RECORD SET: Begin

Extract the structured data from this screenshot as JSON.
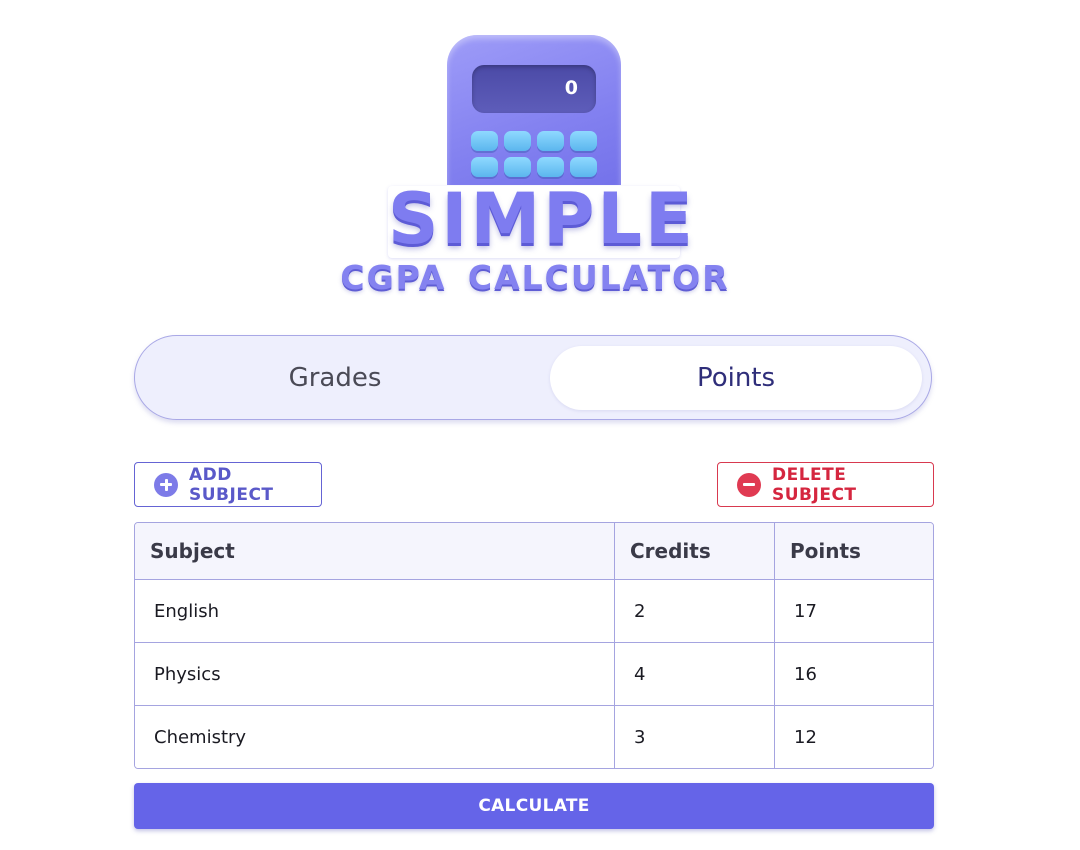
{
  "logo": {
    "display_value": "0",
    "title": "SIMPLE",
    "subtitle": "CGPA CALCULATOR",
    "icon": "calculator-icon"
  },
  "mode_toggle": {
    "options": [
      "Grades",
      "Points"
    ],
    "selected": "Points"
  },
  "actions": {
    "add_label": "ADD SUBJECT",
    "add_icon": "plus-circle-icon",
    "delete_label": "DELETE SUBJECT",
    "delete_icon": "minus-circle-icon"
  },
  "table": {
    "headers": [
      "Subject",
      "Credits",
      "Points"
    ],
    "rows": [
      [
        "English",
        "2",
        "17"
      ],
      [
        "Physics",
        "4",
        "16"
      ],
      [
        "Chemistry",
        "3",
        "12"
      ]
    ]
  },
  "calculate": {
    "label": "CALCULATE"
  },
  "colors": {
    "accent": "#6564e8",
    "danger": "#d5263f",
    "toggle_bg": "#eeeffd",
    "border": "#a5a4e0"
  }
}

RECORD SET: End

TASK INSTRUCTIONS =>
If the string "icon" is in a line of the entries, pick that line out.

TASK ANSWER =>
    "icon": "calculator-icon"
    "add_icon": "plus-circle-icon",
    "delete_icon": "minus-circle-icon"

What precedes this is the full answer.